So whatâ€™sÂ different?
The G810 was meant to be a no-nonsense keyboard aimed at any user who wants a high-end mechanical keyboard. It was a black rectangle with a few extra features to sweeten the deal. The G Pro somehow goes from â€œno-nonsenseâ€ to â€œeven less nonsense.â€ This is a spartan keyboard meant for playing games and nothing else. This is not a work keyboard, unless you consider gaming to be work.
First, Logitech dropped the tenkey over on the righthand side. I used the G Pro as a full-time keyboard for about a week and that was the main thing that set me off about it. I use my keyboard for work as well as gaming, and my tenkey gets constant use. Not to mention that I sign into my desktop computer with a PIN instead of a password. Yeah, thatâ€™s pretty annoying on a keyboard like this one.
But then, if youâ€™re picking this beast off the shelf, you probably know what youâ€™re getting into, so itâ€™s not a negative â€“ just a difference.
On the flip side of that, the G Pro features one of my favorite-ever features to come to a keyboard: a removable USB cable.
Oh man, you donâ€™t even know. I love this feature.
Thereâ€™s a good reason more keyboards donâ€™t use it, though. Any good keyboard will feature some pretty heavy-duty padding to keep you from twisting its cord too hard. A USB port, on the other hand, is more likely to break down over time, resulting in a loss of signal.
Logitech solves that pretty cleverly, though, by carrying over the proprietary winged USB input they use on wireless mice like the G900. The keyboard, like that mouse, still accepts any old Micro USB cable. You can plug whatever cable you like in there, and be rolling without a complaint. When you use that cable, though, what you get is a sturdy fit that isnâ€™t going to wiggle and is easier to plug in than most USB cables. I plugged and unplugged the keyboard plenty of times and never once was the victim of the USB Superposition problem.

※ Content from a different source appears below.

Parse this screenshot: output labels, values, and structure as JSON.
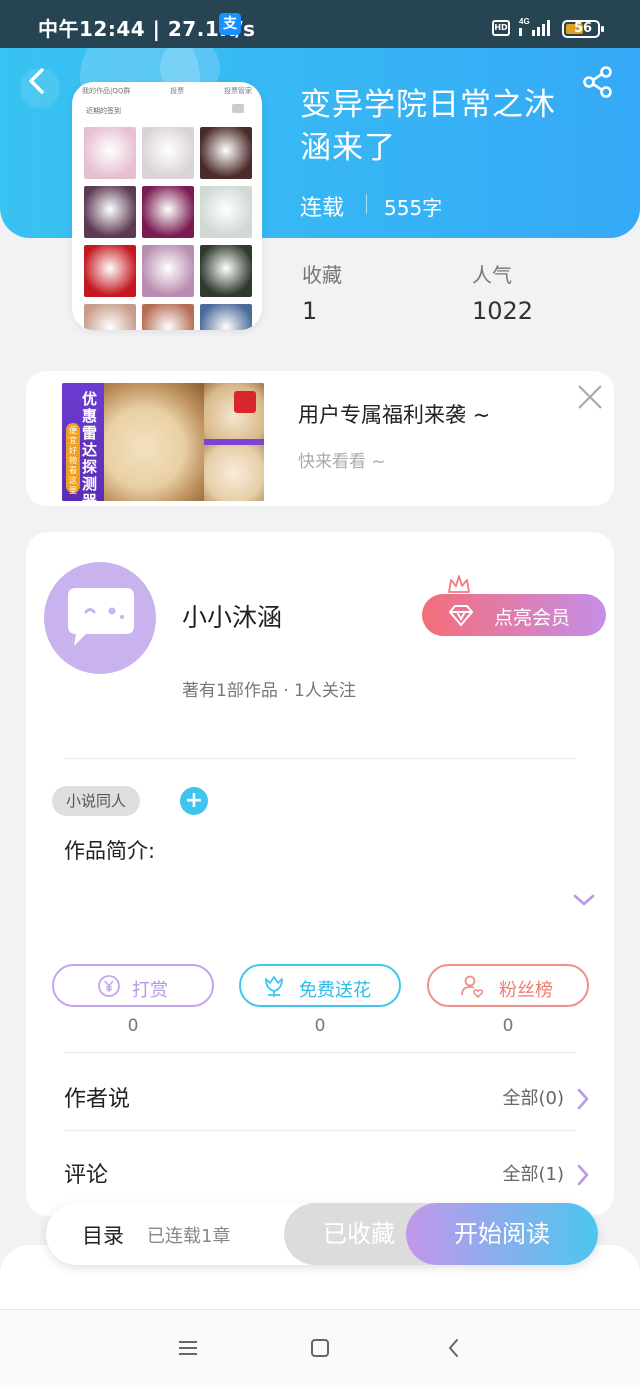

The G Pro also features a little bit of onboard memory. Using this memory, you can save a lighting scheme to the keyboard that will stay the same regardless of what computer you plug it into. For some gamers, that might mean setting up a lighting scheme that highlights the important keys for their game of choice. For others, that might mean flying the team colors on-stage at an eSports event. For most of us, it just means a bit more consistency.
The lack of a tenkey, the onboard memory, and the removable cable all point to one of the G-Pro: portability. The G Pro assumes that youâ€™re the sort of gamer who is simultaneously on the go and yet playing at a full-sized desktop PC. In other words, an eSports gamer. This keyboard isnâ€™t meant to stay in one place.
Logitech took a few other measures to make the keyboard as spartan as possible. Dedicated media keys are gone. Instead, thereâ€™s an FN key to the right of the space bar that you can use to manipulate a set of media functions on the F9-F12 keys. Volume controls are handled the same way on the Print Screen, Scroll Lock, and Pause keys.
One of my very few disappointments with the keyboard is that while the F1-F12 keys can be reprogrammed with custom functions that can be enabled and disabled by game and application, there isnâ€™t a way to program in customizable FN combinations. The FN key serves to add media functions to those seven keys and nothing else. I think Logitech missed a great opportunity here. Iâ€™d love to be able to program in combinationsÂ for some of the things I do regularly. The possibility is just sitting there, and Iâ€™d love to see them add it in the future â€“ if thatâ€™s possible.
But thatâ€™s one gripe among many strong points. Keyboards do not get simpler or more plain than this â€“ thatâ€™s a compliment.